→ **Exercise**: Return each record shown below exactly, with none omitted.
[Data under study]
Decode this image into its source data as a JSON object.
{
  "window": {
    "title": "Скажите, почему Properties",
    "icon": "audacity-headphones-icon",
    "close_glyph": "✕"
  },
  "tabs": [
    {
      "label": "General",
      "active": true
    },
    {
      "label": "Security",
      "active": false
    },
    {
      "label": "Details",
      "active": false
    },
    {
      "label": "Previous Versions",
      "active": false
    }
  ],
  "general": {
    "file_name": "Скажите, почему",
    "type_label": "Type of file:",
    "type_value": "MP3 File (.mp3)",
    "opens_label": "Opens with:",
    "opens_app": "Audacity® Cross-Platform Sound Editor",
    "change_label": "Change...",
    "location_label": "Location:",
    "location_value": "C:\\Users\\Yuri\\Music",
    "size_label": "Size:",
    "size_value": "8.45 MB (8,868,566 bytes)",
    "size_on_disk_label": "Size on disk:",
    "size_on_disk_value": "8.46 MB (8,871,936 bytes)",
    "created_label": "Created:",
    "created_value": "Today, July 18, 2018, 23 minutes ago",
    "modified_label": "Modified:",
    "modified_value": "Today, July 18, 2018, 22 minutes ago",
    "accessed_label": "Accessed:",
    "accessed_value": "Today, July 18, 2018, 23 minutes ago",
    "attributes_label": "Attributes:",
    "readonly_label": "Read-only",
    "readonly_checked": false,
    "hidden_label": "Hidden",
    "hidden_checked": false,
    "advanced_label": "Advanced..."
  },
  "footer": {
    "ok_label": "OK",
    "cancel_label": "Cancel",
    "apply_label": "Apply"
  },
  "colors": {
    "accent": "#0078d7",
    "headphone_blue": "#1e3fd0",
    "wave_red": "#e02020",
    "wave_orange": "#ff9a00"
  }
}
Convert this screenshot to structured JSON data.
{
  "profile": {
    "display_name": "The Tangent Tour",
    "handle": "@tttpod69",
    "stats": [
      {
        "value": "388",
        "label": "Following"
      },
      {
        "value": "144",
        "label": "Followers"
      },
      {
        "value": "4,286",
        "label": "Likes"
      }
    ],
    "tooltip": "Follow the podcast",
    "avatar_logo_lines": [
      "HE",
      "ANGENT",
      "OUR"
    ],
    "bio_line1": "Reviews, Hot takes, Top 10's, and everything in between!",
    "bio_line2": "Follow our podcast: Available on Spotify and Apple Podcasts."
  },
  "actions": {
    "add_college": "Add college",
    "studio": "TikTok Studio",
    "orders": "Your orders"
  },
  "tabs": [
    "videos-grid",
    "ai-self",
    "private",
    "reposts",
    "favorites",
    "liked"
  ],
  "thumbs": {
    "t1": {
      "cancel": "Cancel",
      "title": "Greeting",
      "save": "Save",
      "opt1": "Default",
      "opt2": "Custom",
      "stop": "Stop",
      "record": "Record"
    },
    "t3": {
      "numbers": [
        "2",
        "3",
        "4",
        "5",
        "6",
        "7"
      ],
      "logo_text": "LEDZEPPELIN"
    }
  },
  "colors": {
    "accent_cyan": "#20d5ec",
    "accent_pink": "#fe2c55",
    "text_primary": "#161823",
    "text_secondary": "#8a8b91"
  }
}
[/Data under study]
→ **Problem solution**:
Decode this image into its source data as a JSON object.
{
  "window": {
    "title": "Скажите, почему Properties",
    "icon": "audacity-headphones-icon",
    "close_glyph": "✕"
  },
  "tabs": [
    {
      "label": "General",
      "active": true
    },
    {
      "label": "Security",
      "active": false
    },
    {
      "label": "Details",
      "active": false
    },
    {
      "label": "Previous Versions",
      "active": false
    }
  ],
  "general": {
    "file_name": "Скажите, почему",
    "type_label": "Type of file:",
    "type_value": "MP3 File (.mp3)",
    "opens_label": "Opens with:",
    "opens_app": "Audacity® Cross-Platform Sound Editor",
    "change_label": "Change...",
    "location_label": "Location:",
    "location_value": "C:\\Users\\Yuri\\Music",
    "size_label": "Size:",
    "size_value": "8.45 MB (8,868,566 bytes)",
    "size_on_disk_label": "Size on disk:",
    "size_on_disk_value": "8.46 MB (8,871,936 bytes)",
    "created_label": "Created:",
    "created_value": "Today, July 18, 2018, 23 minutes ago",
    "modified_label": "Modified:",
    "modified_value": "Today, July 18, 2018, 22 minutes ago",
    "accessed_label": "Accessed:",
    "accessed_value": "Today, July 18, 2018, 23 minutes ago",
    "attributes_label": "Attributes:",
    "readonly_label": "Read-only",
    "readonly_checked": false,
    "hidden_label": "Hidden",
    "hidden_checked": false,
    "advanced_label": "Advanced..."
  },
  "footer": {
    "ok_label": "OK",
    "cancel_label": "Cancel",
    "apply_label": "Apply"
  },
  "colors": {
    "accent": "#0078d7",
    "headphone_blue": "#1e3fd0",
    "wave_red": "#e02020",
    "wave_orange": "#ff9a00"
  }
}
Convert this screenshot to structured JSON data.
{
  "profile": {
    "display_name": "The Tangent Tour",
    "handle": "@tttpod69",
    "stats": [
      {
        "value": "388",
        "label": "Following"
      },
      {
        "value": "144",
        "label": "Followers"
      },
      {
        "value": "4,286",
        "label": "Likes"
      }
    ],
    "tooltip": "Follow the podcast",
    "avatar_logo_lines": [
      "HE",
      "ANGENT",
      "OUR"
    ],
    "bio_line1": "Reviews, Hot takes, Top 10's, and everything in between!",
    "bio_line2": "Follow our podcast: Available on Spotify and Apple Podcasts."
  },
  "actions": {
    "add_college": "Add college",
    "studio": "TikTok Studio",
    "orders": "Your orders"
  },
  "tabs": [
    "videos-grid",
    "ai-self",
    "private",
    "reposts",
    "favorites",
    "liked"
  ],
  "thumbs": {
    "t1": {
      "cancel": "Cancel",
      "title": "Greeting",
      "save": "Save",
      "opt1": "Default",
      "opt2": "Custom",
      "stop": "Stop",
      "record": "Record"
    },
    "t3": {
      "numbers": [
        "2",
        "3",
        "4",
        "5",
        "6",
        "7"
      ],
      "logo_text": "LEDZEPPELIN"
    }
  },
  "colors": {
    "accent_cyan": "#20d5ec",
    "accent_pink": "#fe2c55",
    "text_primary": "#161823",
    "text_secondary": "#8a8b91"
  }
}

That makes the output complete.